People don’t always eat because they need the calories to sustain them. They eat for a number of reasons. Sometimes, it’s emotional and triggered by anger or sadness. Sometimes, eating occurs because, frankly, you have nothing better to do. It’s hard to tell whether you’re hungry or bored in those instances, unless you focus on why you’re searching for food. Before you grab a quick sandwich, try some of these tactics to see if you’re really hungry or if it’s something else you seek.
How do you feel?
If you’re stomach is growling and you haven’t eaten for hours, it’s not difficult to identify hunger. Sometimes, those cravings to eat come when you’re full. That’s when you know it’s something else driving you toward the cupboards and fridge. Real hunger grows slowly and lets you know several times you’re hungry. Emotional hunger occurs suddenly and becomes an overpowering craving for specific foods. These may be emotional comfort foods or crunchy salty ones, like chips. Both types indicate a feeling feeding rather than true hunger.
Try exercising or doing something active.
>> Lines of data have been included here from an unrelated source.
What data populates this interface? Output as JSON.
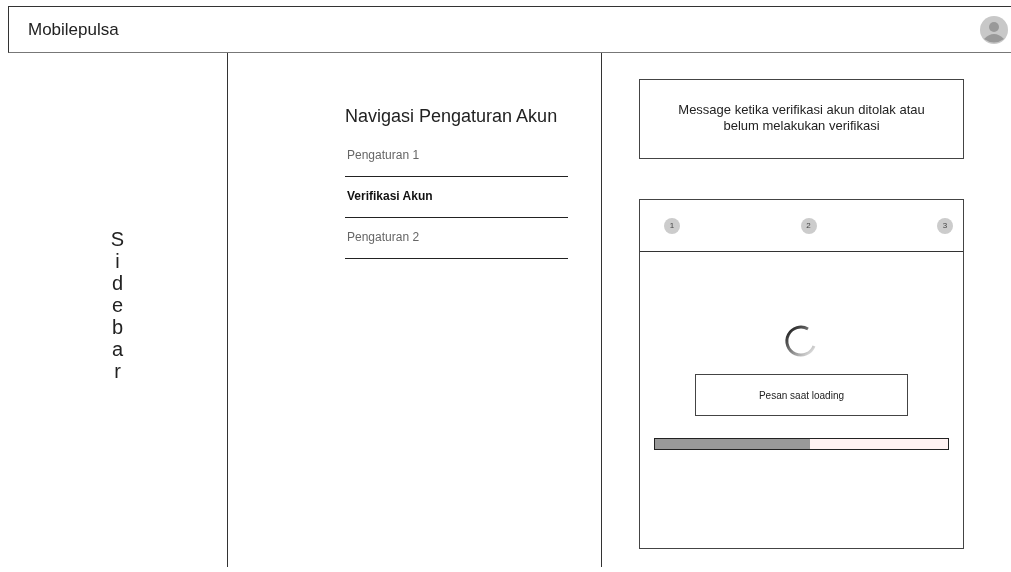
{
  "header": {
    "title": "Mobilepulsa"
  },
  "sidebar": {
    "label": "Sidebar"
  },
  "settings_nav": {
    "title": "Navigasi Pengaturan Akun",
    "items": [
      {
        "label": "Pengaturan 1",
        "selected": false
      },
      {
        "label": "Verifikasi Akun",
        "selected": true
      },
      {
        "label": "Pengaturan 2",
        "selected": false
      }
    ]
  },
  "message": "Message ketika verifikasi akun ditolak atau belum melakukan verifikasi",
  "stepper": {
    "steps": [
      "1",
      "2",
      "3"
    ]
  },
  "loading": {
    "message": "Pesan saat loading",
    "level": 0.53
  }
}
There’s no doubt that your nibbling was the need for something to do or overcome frustration, anger or sadness, if it goes away when you workout for a while. It doesn’t have to be strenuous, although getting your heart rate up does trigger hormones that make you feel good and burns off hormones from stress. Running up and down stairs for a few minutes is one solution if it’s rainy or dark outside, going for a walk if it’s not, can divert your attention and often work off that irresistible urge to snack.
Have a “to-do” list close at hand.
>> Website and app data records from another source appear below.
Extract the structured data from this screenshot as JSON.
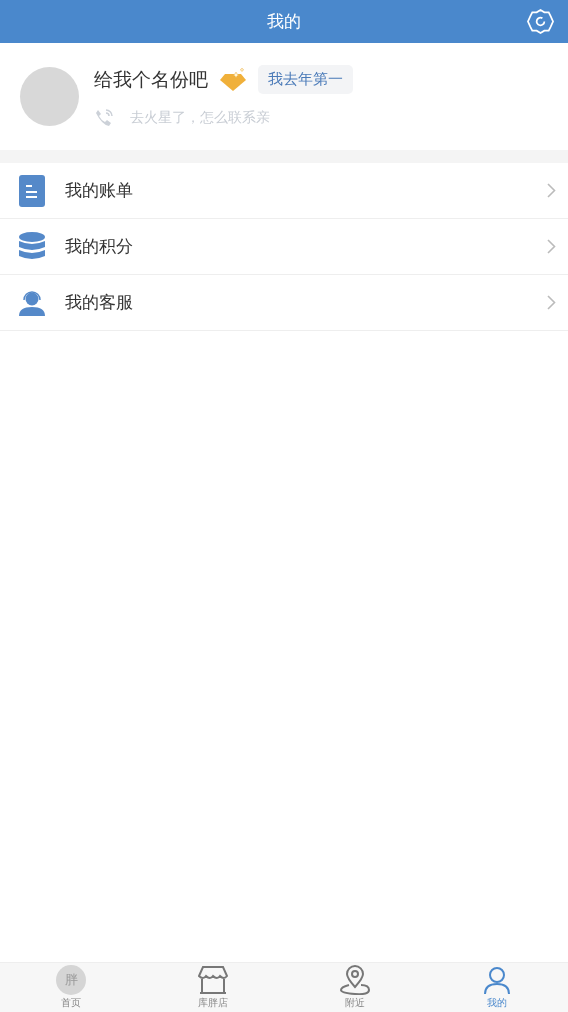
{
  "header": {
    "title": "我的"
  },
  "profile": {
    "name": "给我个名份吧",
    "badge": "我去年第一",
    "phone_hint": "去火星了，怎么联系亲"
  },
  "menu": [
    {
      "kind": "bill",
      "label": "我的账单"
    },
    {
      "kind": "points",
      "label": "我的积分"
    },
    {
      "kind": "service",
      "label": "我的客服"
    }
  ],
  "tabs": [
    {
      "kind": "home",
      "label": "首页",
      "logo": "胖",
      "selected": false
    },
    {
      "kind": "store",
      "label": "库胖店",
      "selected": false
    },
    {
      "kind": "nearby",
      "label": "附近",
      "selected": false
    },
    {
      "kind": "me",
      "label": "我的",
      "selected": true
    }
  ]
}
You can eliminate the urge to eat, while getting more done if you have a “to-do” list in hand. These are active tasks that you can complete in 20 to 30 minutes. They shouldn’t be major projects, but things you wanted to get finished “some day.” Cleaning out a drawer, the top shelf of a closet, moving the couch and sweeping both the couch and floor behind it are a few examples. When you feel that craving come on and know it’s from boredom, start one of the tasks on the list. Make them quick so you can cross it off the list and get the feeling of satisfaction, which often makes the craving go away.
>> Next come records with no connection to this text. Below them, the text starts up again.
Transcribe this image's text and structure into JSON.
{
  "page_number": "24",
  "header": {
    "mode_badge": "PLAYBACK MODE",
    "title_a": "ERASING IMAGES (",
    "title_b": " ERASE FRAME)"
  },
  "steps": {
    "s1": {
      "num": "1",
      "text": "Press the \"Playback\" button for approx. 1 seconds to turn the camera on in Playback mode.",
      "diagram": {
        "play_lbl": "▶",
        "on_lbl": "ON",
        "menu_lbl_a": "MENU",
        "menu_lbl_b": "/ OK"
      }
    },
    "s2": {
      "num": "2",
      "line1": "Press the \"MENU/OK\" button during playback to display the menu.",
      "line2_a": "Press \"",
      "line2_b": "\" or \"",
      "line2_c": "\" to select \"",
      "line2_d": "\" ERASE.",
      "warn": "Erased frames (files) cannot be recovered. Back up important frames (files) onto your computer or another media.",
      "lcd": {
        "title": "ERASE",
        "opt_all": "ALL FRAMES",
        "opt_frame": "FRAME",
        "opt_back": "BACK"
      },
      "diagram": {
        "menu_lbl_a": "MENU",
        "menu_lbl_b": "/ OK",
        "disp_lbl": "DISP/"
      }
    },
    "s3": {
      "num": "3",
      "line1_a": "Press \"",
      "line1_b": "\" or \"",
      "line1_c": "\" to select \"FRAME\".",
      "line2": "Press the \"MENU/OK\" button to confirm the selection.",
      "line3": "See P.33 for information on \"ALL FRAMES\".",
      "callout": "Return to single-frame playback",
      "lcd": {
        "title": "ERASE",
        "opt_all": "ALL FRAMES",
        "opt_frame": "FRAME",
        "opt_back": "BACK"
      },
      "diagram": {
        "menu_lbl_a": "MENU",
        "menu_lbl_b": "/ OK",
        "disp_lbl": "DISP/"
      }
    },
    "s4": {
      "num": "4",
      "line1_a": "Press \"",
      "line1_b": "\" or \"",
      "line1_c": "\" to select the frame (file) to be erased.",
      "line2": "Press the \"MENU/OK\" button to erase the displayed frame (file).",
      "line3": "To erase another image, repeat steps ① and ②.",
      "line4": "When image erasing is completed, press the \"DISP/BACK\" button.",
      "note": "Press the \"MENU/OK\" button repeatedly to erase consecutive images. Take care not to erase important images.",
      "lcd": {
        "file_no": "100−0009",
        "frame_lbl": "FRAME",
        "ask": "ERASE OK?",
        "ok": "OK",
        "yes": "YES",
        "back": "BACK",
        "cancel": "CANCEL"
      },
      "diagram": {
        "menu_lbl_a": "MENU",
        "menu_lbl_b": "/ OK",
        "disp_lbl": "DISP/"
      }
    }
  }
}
– Do your cravings indicate a nutritional shortage? If you keep finding you have the same cravings, maybe it’s a nutritional shortage. There are a number of stories where pregnant women crunch on ice, only to find they lack iron or vitamin C to absorb it. When they get an adequate amount the craving disappears.
– Drink a glass of water. Sometimes, people eat because they’re thirsty, not hungry. If you drink a cup or two of water and the craving is still there, it’s something else.
– Think before you eat. Give yourself an emotional checkup. Is there anything bothering you? Figure out how to resolve it, even if it means just letting it go.
– Are you feeling deprived? That’s not a surprising emotion if you’re denying yourself some of the food pleasures you enjoy. Start with allowing a small portion of your favorite food as a reward after a week of healthy eating and then move on to non-food rewards, like a new outfit.